How is a student learning to read supposed to know which “c” sound to use for each occurrence of the letter?
Traditional phonics instruction tells kids to use the “Rule of c” which is:
- the letter c produces the /s/ sound, as in “silly” if it is followed by the letters ‘e’, ‘i’, or ‘y’. For example: cent, city, and cylinder. This sound is known as the “soft c” sound, and
- the letter c produces the /k/ sound, as in “king” if it is followed by the letters ‘a’, ‘o’, or ‘u’ or a consonant at the end of the word. For example, car, coat, and across. This sound is known as the hard c sound.
So how does this rule work out in real life?
Well, for starters, there are instances where, according to the rule, a “c” should be a “soft” but is “hard” instead, such as the word “syncing.” There are also instances where the “c” should be “hard” but is “soft” instead, such as the word “facade.”
But this really just scratches the surface of the problems with the C Rule. Because the letter “c” by itself actually has 5 sounds. These are:
- /k/ as in “cat”
- /s/ as in “city”
- /sh/ as in “ocean”
- /ch/ as in “cello”
- /ts/ as in “council”
But wait, there’s more!
The letter “c” can also be combined with other vowels and consonants to produce even more sounds:
- ‘cc’ can be /ks/ as in “accident”
- ‘ch’ generally represents /tʃ/ as in “church” BUT it can also have the /ʃ/ sound from French as in “machine” AND it can also have the /k/ sound as in “school” AND it can also have the /kw/ sound as in “choir.”
- ‘ck’ has the sound /k/, as in “duck.”
- ‘sc’ has the sound /s/ as in science BUT if you add an “h” it becomes a /k/ sound as in “school” AND it can also have the /sh/ sound as in “schadenfreude.”
- ‘sci’ can have the /s/ sound as in “science”, BUT it can also have the /ʃ/ sound and in “conscious.”
- ‘cqu’ has the sound /k/ as in “racquet,” BUT it can also have the /kw/ sound as in “acquire.”
- ‘cio’ has the /ʃ/ sound as in “delicious.”
… And I’m sure I’m forgetting some.
Phonics has a lot of rules. Almost 600 of them. These “rules” are used to try and make sense of English spelling, which is famously nonsensical. This is why Nobel Prize winning physicist and German immigrant Albert Einstein famously said, “I cannot write in English because of the treacherous spelling. When I am reading, I only hear it and am unable to remember what the written word looks like.”

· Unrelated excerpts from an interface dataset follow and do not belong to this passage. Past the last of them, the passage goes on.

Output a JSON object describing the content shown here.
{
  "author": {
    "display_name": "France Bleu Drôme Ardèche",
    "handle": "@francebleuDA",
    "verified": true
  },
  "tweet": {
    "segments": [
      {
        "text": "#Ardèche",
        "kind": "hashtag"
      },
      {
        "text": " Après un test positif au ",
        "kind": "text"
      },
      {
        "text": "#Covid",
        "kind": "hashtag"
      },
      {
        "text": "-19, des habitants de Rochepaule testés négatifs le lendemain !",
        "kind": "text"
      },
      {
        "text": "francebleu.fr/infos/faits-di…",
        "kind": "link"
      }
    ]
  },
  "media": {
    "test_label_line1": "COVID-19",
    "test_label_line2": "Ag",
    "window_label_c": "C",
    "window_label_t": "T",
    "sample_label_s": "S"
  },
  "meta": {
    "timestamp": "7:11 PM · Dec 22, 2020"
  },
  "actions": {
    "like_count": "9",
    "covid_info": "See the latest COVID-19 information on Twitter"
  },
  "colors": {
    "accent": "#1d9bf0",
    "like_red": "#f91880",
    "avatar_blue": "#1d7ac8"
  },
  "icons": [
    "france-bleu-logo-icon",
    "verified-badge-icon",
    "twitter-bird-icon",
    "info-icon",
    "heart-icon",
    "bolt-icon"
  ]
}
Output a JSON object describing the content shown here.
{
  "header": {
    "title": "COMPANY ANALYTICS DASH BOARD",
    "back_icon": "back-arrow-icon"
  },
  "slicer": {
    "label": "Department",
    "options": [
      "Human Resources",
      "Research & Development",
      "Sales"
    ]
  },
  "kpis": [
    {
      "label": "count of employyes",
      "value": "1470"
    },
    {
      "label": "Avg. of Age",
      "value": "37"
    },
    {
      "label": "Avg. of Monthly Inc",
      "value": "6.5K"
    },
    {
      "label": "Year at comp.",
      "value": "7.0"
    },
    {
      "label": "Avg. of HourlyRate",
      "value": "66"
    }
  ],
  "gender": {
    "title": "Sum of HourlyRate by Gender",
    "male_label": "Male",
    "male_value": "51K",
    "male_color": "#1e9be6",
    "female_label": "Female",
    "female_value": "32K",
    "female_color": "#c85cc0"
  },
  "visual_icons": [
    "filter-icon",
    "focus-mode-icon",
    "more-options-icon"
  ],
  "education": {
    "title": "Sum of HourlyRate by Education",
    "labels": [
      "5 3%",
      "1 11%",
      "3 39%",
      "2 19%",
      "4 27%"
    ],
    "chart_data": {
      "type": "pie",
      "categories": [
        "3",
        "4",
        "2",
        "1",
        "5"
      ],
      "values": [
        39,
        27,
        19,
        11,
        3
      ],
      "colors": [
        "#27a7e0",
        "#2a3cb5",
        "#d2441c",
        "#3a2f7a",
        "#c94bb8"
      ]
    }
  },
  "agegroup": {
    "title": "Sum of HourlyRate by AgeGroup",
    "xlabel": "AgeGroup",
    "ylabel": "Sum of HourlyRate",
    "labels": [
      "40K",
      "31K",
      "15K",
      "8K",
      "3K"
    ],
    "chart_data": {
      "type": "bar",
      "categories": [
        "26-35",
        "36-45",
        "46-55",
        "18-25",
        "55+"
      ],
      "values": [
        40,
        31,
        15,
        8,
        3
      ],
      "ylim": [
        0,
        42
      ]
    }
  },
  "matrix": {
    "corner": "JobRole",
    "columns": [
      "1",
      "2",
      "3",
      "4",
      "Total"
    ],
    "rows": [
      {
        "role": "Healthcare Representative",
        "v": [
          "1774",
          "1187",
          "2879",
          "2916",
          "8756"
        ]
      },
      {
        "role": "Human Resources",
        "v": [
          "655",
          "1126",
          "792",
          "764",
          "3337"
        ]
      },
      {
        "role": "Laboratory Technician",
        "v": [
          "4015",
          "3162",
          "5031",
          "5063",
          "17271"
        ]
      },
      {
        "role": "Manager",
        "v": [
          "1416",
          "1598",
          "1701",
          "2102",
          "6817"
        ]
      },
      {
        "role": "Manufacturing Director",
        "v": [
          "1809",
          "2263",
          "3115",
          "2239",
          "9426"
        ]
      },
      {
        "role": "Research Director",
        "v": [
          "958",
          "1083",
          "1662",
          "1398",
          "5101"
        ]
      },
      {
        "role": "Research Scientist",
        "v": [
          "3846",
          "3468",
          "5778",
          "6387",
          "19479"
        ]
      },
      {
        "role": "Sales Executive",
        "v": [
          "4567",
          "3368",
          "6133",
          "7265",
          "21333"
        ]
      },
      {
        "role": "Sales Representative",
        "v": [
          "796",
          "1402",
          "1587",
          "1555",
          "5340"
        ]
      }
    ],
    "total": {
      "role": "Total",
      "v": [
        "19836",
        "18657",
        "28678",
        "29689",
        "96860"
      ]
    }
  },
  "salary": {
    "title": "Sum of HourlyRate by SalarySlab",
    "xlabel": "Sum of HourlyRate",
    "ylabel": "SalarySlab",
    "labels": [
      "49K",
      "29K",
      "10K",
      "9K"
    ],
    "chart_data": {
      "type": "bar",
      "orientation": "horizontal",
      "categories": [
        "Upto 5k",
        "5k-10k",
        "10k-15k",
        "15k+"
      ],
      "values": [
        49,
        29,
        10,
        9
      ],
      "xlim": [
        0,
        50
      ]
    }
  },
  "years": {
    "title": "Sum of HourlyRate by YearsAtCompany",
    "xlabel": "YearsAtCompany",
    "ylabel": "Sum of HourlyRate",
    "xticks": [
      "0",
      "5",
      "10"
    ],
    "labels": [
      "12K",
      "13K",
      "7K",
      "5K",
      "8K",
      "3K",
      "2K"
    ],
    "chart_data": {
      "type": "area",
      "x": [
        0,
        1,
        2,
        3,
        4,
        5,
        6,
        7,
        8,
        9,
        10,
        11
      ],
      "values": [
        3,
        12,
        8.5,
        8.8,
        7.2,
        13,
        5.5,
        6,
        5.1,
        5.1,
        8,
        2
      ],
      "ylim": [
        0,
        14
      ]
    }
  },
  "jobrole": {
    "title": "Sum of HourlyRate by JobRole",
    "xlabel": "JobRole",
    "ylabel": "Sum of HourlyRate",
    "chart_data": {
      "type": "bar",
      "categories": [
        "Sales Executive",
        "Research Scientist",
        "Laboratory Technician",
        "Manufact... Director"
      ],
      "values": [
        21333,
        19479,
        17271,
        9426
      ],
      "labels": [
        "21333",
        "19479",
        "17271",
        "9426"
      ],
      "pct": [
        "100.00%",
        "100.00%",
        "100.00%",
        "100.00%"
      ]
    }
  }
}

The problem with phonics rules – aside from the impossibility of remembering them – is that they all have exceptions, and in some cases, they have more exceptions than applications.
Professor Theodore Clymer from the University of Minnesota studied phonics rules and published his results in a paper entitled “The utility of phonic generalizations in the primary grades.” Clymer collected 121 commonly used phonics rules. Using 2,600 words found in basal readers and Merriam-Webster’s Dictionary pronunciation guide, he compared the actual pronunciation of each word to the phonics rules that should apply and calculated a percentage of agreement. Eliminating any rules that did not apply to more than 20 words, Clymer whittled his list down to 45. Then, using 75% as a reasonable level of utility, he found that only 18 of the 45 rules had any utility at all. For example, Clymer found that the generalization commonly referred to as “when two vowels go walking” is effective only 45% of the time.
So you see how complicated using phonics can be. This is why studies have consistently shown that while students need to learn how written language assigns letters to sounds, to become successful and fluent readers and writers of English, students need more than phonics alone (added components that aren’t needed to learn how to decode nearly perfectly phonetic languages such as Italian). That’s why Reading Kingdom includes these other approaches to create a complete system for teaching decoding and comprehension.